This is a non-contagious viral disease spread by biting midges (Culicoides sp), and that can infect sheep, goats, deer and cattle. Sheep are the most seriously affected species.
There are 25 serotypes of Bluetongue virus (BTV) worldwide. Some (but not all) strains are found in northern Australia (Northern Territory and northern parts of Queensland and Western Australia). Under conditions favouring southern spread of the vector, the virus may be found further south.
Infection of cattle with strains of BTV present in Australia has not been reported to cause any clinical symptoms. Clinical disease from BTV infection has also never been reported in sheep, goats or deer in Australia.
Clinical disease in livestock (particularly sheep) has been reported in other countries as a result of infection with virulent strains of BTV. Pathogenic strains damage blood vessels throughout the body causing them to leak or become blocked. This leads to oedema and haemorrhage which if mild can result in full recovery and immunity, and if severe can cause rapid death and long term debilitation in survivors.
Pathogenic strains of virus are not present in the sheep producing areas of Australia and exposure to infected midges is unlikely to occur at sea. The virus and the midge vectors are present in many countries to which Australia exports sheep.
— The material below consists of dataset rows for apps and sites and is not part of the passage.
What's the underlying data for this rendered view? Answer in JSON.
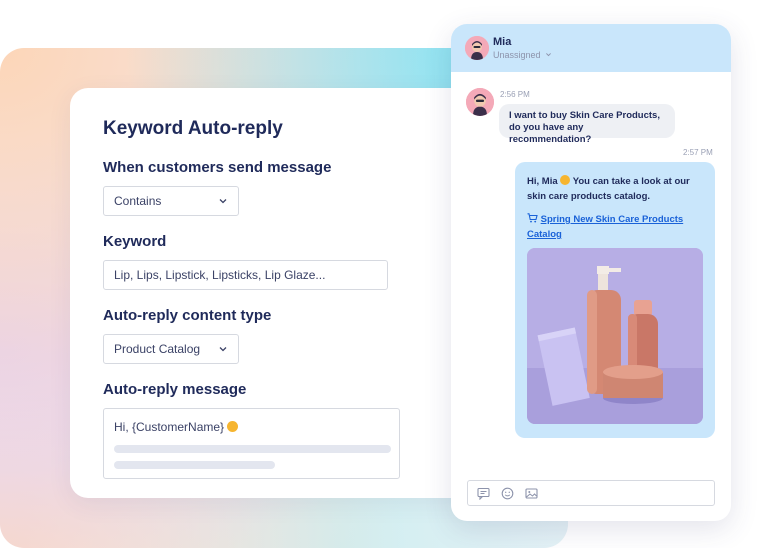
{
  "card": {
    "title": "Keyword Auto-reply",
    "trigger_label": "When customers send message",
    "trigger_value": "Contains",
    "keyword_label": "Keyword",
    "keyword_value": "Lip, Lips, Lipstick, Lipsticks, Lip Glaze...",
    "content_type_label": "Auto-reply content type",
    "content_type_value": "Product Catalog",
    "message_label": "Auto-reply message",
    "message_value": "Hi, {CustomerName}"
  },
  "chat": {
    "contact_name": "Mia",
    "assignment": "Unassigned",
    "messages": [
      {
        "time": "2:56 PM",
        "text": "I want to buy Skin Care Products, do you have any recommendation?"
      },
      {
        "time": "2:57 PM",
        "text": "Hi, Mia",
        "text_after_emoji": "You can take a look at our skin care products catalog.",
        "link": "Spring New Skin Care Products Catalog"
      }
    ]
  },
  "icons": [
    "chevron-down-icon",
    "smile-emoji-icon",
    "cart-icon",
    "chat-template-icon",
    "emoji-icon",
    "image-icon"
  ],
  "colors": {
    "title_navy": "#1f2a5a",
    "chat_header_blue": "#c9e6fb",
    "link_blue": "#1a62d8",
    "emoji_yellow": "#f6b530",
    "product_bg_lavender": "#b7aee5"
  }
}
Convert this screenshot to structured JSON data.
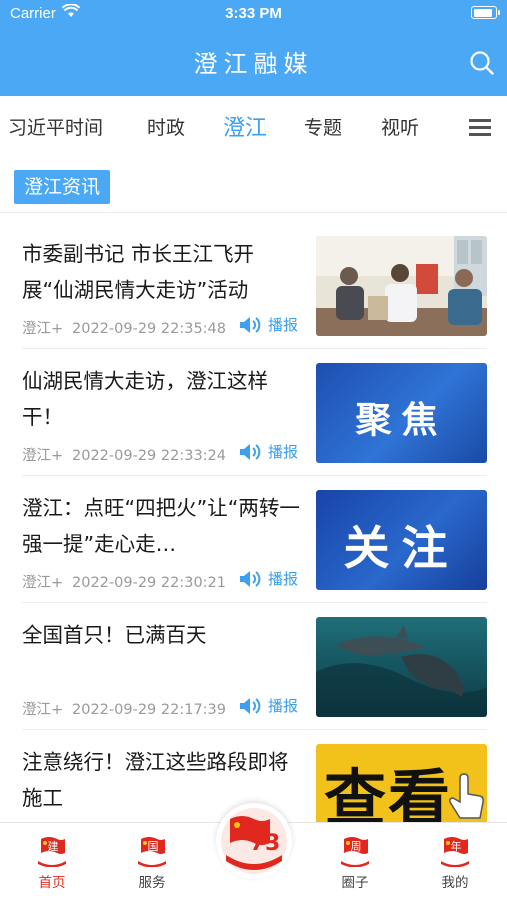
{
  "status": {
    "carrier": "Carrier",
    "time": "3:33 PM"
  },
  "header": {
    "title": "澄江融媒"
  },
  "tabs": [
    {
      "label": "习近平时间"
    },
    {
      "label": "时政"
    },
    {
      "label": "澄江",
      "active": true
    },
    {
      "label": "专题"
    },
    {
      "label": "视听"
    }
  ],
  "section": {
    "label": "澄江资讯"
  },
  "articles": [
    {
      "title": "市委副书记 市长王江飞开展“仙湖民情大走访”活动",
      "source": "澄江+",
      "time": "2022-09-29 22:35:48",
      "action": "播报",
      "thumb": "meeting-photo"
    },
    {
      "title": "仙湖民情大走访，澄江这样干！",
      "source": "澄江+",
      "time": "2022-09-29 22:33:24",
      "action": "播报",
      "thumb": "聚焦"
    },
    {
      "title": "澄江：点旺“四把火”让“两转一强一提”走心走…",
      "source": "澄江+",
      "time": "2022-09-29 22:30:21",
      "action": "播报",
      "thumb": "关注"
    },
    {
      "title": "全国首只！已满百天",
      "source": "澄江+",
      "time": "2022-09-29 22:17:39",
      "action": "播报",
      "thumb": "dolphin-photo"
    },
    {
      "title": "注意绕行！澄江这些路段即将施工",
      "thumb": "查看"
    }
  ],
  "tabbar": [
    {
      "label": "首页",
      "badge": "建",
      "active": true
    },
    {
      "label": "服务",
      "badge": "国"
    },
    {
      "label": "",
      "badge": "73"
    },
    {
      "label": "圈子",
      "badge": "周"
    },
    {
      "label": "我的",
      "badge": "年"
    }
  ],
  "colors": {
    "primary": "#4aa8f4",
    "accent": "#3c9ff0",
    "festive_red": "#e0281f"
  }
}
Clinical disease due to Bluetongue infection is therefore more likely to be seen in destination feedlots during periods of high insect activity, which is usually after rain in equatorial regions. Earliest cases occur about one week after being bitten.
Bluetongue should be suspected if multiple animals are affected. Symptoms may be mild to severe and if severe there are usually some deaths.
Clinical signs include depression, fever and inappetence, and swelling of the head and lameness.
The head, including the eyelids and ears, will be swollen with oedema. The inside of the mouth and tongue may be congested, and erosions, ulceration and haemorrhages may be present on the gums. There may be nasal discharge and crusting around the nostrils. Lameness will be in all feet similar to laminitis, and the coronary band may be purple red colour.
At necropsy there will be oedema and haemorrhage in organs and tissues, especially under the skin and in muscle. There may be haemorrhage at the base of the pulmonary artery and focal necrosis of the papillary muscle of the left ventricle which if present should raise strong suspicions. There will be excess fluid in the pericardium, thorax and abdomen.
Differential diagnoses include photosensitisation, big head and possibly bottle jaw. However, these are likely to occur at the beginning of the export process rather than at destination.
Laboratory confirmation requires whole blood (10-20 ml) collected as early as possible from febrile animals into an anticoagulant and submitted chilled for virus isolation. Specimens from dead animals should include sections of spleen, lymph nodes, and red bone marrow collected as soon as possible after death and submitted chilled. Sections of heart, lung, liver, kidney, spleen, lymph nodes and red bone marrow should be submitted in buffered formalin for histology. In long standing cases or survivors, submit chilled serum for serology.
There is no specific treatment other than nursing and provision of antibiotics (procaine penicillin, oxytetracycline, or trimethoprim sulpha) for prevention or treatment of secondary infections such as pneumonia. Animals that are unable to stand, eat or drink should be euthanased.
Principles of control include controlling midges with insecticides, moving animals into sheltered areas during the evening to reduce the number of bites, and vaccination to increase resistance of animals.